__Excerpted data__
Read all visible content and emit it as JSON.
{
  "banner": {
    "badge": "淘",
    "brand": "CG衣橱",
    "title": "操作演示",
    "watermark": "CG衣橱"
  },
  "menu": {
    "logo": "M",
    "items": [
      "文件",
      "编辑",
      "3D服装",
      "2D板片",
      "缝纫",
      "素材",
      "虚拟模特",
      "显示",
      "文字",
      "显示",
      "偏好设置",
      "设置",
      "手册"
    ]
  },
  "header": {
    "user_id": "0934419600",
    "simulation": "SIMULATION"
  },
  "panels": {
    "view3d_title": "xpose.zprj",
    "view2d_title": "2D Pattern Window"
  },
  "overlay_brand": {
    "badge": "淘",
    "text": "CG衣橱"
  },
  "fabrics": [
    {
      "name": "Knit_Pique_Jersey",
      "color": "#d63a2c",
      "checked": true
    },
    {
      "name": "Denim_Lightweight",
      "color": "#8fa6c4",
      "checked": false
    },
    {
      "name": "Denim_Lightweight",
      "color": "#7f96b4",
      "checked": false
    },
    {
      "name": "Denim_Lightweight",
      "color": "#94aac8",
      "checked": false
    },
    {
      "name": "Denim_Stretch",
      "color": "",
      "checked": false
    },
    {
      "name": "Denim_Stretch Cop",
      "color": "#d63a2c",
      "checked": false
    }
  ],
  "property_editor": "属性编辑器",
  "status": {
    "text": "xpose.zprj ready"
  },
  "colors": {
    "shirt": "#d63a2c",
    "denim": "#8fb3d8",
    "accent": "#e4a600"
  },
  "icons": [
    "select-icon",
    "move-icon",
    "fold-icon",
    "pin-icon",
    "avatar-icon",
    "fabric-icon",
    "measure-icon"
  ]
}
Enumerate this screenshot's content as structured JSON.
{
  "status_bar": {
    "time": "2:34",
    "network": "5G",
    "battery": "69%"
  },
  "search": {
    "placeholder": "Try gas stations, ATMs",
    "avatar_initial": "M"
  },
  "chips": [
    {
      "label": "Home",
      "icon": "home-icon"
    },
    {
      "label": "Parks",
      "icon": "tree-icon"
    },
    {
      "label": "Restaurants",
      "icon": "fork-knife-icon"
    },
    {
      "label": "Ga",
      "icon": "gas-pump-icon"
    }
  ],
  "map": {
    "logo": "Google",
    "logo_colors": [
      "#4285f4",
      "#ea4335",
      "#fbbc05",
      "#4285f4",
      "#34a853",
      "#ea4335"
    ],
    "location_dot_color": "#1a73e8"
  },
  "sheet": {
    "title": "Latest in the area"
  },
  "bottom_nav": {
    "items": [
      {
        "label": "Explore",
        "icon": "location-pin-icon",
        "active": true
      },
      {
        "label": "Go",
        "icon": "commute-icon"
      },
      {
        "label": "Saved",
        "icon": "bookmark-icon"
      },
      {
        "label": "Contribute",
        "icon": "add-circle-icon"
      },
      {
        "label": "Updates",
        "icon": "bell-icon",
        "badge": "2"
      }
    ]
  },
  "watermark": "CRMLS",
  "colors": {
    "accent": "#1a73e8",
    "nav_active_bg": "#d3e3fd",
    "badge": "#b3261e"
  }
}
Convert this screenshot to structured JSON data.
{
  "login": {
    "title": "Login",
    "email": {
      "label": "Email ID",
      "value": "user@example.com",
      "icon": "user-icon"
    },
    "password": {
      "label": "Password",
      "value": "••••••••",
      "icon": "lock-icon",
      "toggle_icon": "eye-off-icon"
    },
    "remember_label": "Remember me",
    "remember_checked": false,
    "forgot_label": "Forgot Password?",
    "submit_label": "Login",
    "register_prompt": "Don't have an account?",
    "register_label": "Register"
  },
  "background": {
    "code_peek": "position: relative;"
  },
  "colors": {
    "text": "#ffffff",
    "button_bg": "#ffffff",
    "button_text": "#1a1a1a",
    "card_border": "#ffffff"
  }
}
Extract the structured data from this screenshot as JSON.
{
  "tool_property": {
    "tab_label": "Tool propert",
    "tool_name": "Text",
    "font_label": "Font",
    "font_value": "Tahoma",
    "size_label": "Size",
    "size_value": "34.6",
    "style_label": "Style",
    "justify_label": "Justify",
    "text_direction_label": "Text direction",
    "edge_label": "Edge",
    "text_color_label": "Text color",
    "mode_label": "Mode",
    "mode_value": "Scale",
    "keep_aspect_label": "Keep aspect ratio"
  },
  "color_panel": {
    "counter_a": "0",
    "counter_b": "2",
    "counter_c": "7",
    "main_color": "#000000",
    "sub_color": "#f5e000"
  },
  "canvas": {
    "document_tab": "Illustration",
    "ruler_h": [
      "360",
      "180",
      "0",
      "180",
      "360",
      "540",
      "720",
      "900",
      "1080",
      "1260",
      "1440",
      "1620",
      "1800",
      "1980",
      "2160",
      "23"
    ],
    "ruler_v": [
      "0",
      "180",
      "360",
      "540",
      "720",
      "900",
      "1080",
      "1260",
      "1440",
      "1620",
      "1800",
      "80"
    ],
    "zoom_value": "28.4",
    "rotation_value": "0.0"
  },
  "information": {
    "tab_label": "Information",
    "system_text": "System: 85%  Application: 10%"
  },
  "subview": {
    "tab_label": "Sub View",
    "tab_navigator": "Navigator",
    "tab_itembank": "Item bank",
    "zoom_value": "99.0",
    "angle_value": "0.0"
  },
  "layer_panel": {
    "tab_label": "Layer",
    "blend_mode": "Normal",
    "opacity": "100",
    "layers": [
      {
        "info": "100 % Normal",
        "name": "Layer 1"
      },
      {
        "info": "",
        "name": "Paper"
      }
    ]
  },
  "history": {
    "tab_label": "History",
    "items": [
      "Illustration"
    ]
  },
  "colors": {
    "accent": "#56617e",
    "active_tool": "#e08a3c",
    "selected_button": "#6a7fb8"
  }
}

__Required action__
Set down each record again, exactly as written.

__Solution to the exercise__
Read all visible content and emit it as JSON.
{
  "banner": {
    "badge": "淘",
    "brand": "CG衣橱",
    "title": "操作演示",
    "watermark": "CG衣橱"
  },
  "menu": {
    "logo": "M",
    "items": [
      "文件",
      "编辑",
      "3D服装",
      "2D板片",
      "缝纫",
      "素材",
      "虚拟模特",
      "显示",
      "文字",
      "显示",
      "偏好设置",
      "设置",
      "手册"
    ]
  },
  "header": {
    "user_id": "0934419600",
    "simulation": "SIMULATION"
  },
  "panels": {
    "view3d_title": "xpose.zprj",
    "view2d_title": "2D Pattern Window"
  },
  "overlay_brand": {
    "badge": "淘",
    "text": "CG衣橱"
  },
  "fabrics": [
    {
      "name": "Knit_Pique_Jersey",
      "color": "#d63a2c",
      "checked": true
    },
    {
      "name": "Denim_Lightweight",
      "color": "#8fa6c4",
      "checked": false
    },
    {
      "name": "Denim_Lightweight",
      "color": "#7f96b4",
      "checked": false
    },
    {
      "name": "Denim_Lightweight",
      "color": "#94aac8",
      "checked": false
    },
    {
      "name": "Denim_Stretch",
      "color": "",
      "checked": false
    },
    {
      "name": "Denim_Stretch Cop",
      "color": "#d63a2c",
      "checked": false
    }
  ],
  "property_editor": "属性编辑器",
  "status": {
    "text": "xpose.zprj ready"
  },
  "colors": {
    "shirt": "#d63a2c",
    "denim": "#8fb3d8",
    "accent": "#e4a600"
  },
  "icons": [
    "select-icon",
    "move-icon",
    "fold-icon",
    "pin-icon",
    "avatar-icon",
    "fabric-icon",
    "measure-icon"
  ]
}
Enumerate this screenshot's content as structured JSON.
{
  "status_bar": {
    "time": "2:34",
    "network": "5G",
    "battery": "69%"
  },
  "search": {
    "placeholder": "Try gas stations, ATMs",
    "avatar_initial": "M"
  },
  "chips": [
    {
      "label": "Home",
      "icon": "home-icon"
    },
    {
      "label": "Parks",
      "icon": "tree-icon"
    },
    {
      "label": "Restaurants",
      "icon": "fork-knife-icon"
    },
    {
      "label": "Ga",
      "icon": "gas-pump-icon"
    }
  ],
  "map": {
    "logo": "Google",
    "logo_colors": [
      "#4285f4",
      "#ea4335",
      "#fbbc05",
      "#4285f4",
      "#34a853",
      "#ea4335"
    ],
    "location_dot_color": "#1a73e8"
  },
  "sheet": {
    "title": "Latest in the area"
  },
  "bottom_nav": {
    "items": [
      {
        "label": "Explore",
        "icon": "location-pin-icon",
        "active": true
      },
      {
        "label": "Go",
        "icon": "commute-icon"
      },
      {
        "label": "Saved",
        "icon": "bookmark-icon"
      },
      {
        "label": "Contribute",
        "icon": "add-circle-icon"
      },
      {
        "label": "Updates",
        "icon": "bell-icon",
        "badge": "2"
      }
    ]
  },
  "watermark": "CRMLS",
  "colors": {
    "accent": "#1a73e8",
    "nav_active_bg": "#d3e3fd",
    "badge": "#b3261e"
  }
}
Convert this screenshot to structured JSON data.
{
  "login": {
    "title": "Login",
    "email": {
      "label": "Email ID",
      "value": "user@example.com",
      "icon": "user-icon"
    },
    "password": {
      "label": "Password",
      "value": "••••••••",
      "icon": "lock-icon",
      "toggle_icon": "eye-off-icon"
    },
    "remember_label": "Remember me",
    "remember_checked": false,
    "forgot_label": "Forgot Password?",
    "submit_label": "Login",
    "register_prompt": "Don't have an account?",
    "register_label": "Register"
  },
  "background": {
    "code_peek": "position: relative;"
  },
  "colors": {
    "text": "#ffffff",
    "button_bg": "#ffffff",
    "button_text": "#1a1a1a",
    "card_border": "#ffffff"
  }
}
Extract the structured data from this screenshot as JSON.
{
  "tool_property": {
    "tab_label": "Tool propert",
    "tool_name": "Text",
    "font_label": "Font",
    "font_value": "Tahoma",
    "size_label": "Size",
    "size_value": "34.6",
    "style_label": "Style",
    "justify_label": "Justify",
    "text_direction_label": "Text direction",
    "edge_label": "Edge",
    "text_color_label": "Text color",
    "mode_label": "Mode",
    "mode_value": "Scale",
    "keep_aspect_label": "Keep aspect ratio"
  },
  "color_panel": {
    "counter_a": "0",
    "counter_b": "2",
    "counter_c": "7",
    "main_color": "#000000",
    "sub_color": "#f5e000"
  },
  "canvas": {
    "document_tab": "Illustration",
    "ruler_h": [
      "360",
      "180",
      "0",
      "180",
      "360",
      "540",
      "720",
      "900",
      "1080",
      "1260",
      "1440",
      "1620",
      "1800",
      "1980",
      "2160",
      "23"
    ],
    "ruler_v": [
      "0",
      "180",
      "360",
      "540",
      "720",
      "900",
      "1080",
      "1260",
      "1440",
      "1620",
      "1800",
      "80"
    ],
    "zoom_value": "28.4",
    "rotation_value": "0.0"
  },
  "information": {
    "tab_label": "Information",
    "system_text": "System: 85%  Application: 10%"
  },
  "subview": {
    "tab_label": "Sub View",
    "tab_navigator": "Navigator",
    "tab_itembank": "Item bank",
    "zoom_value": "99.0",
    "angle_value": "0.0"
  },
  "layer_panel": {
    "tab_label": "Layer",
    "blend_mode": "Normal",
    "opacity": "100",
    "layers": [
      {
        "info": "100 % Normal",
        "name": "Layer 1"
      },
      {
        "info": "",
        "name": "Paper"
      }
    ]
  },
  "history": {
    "tab_label": "History",
    "items": [
      "Illustration"
    ]
  },
  "colors": {
    "accent": "#56617e",
    "active_tool": "#e08a3c",
    "selected_button": "#6a7fb8"
  }
}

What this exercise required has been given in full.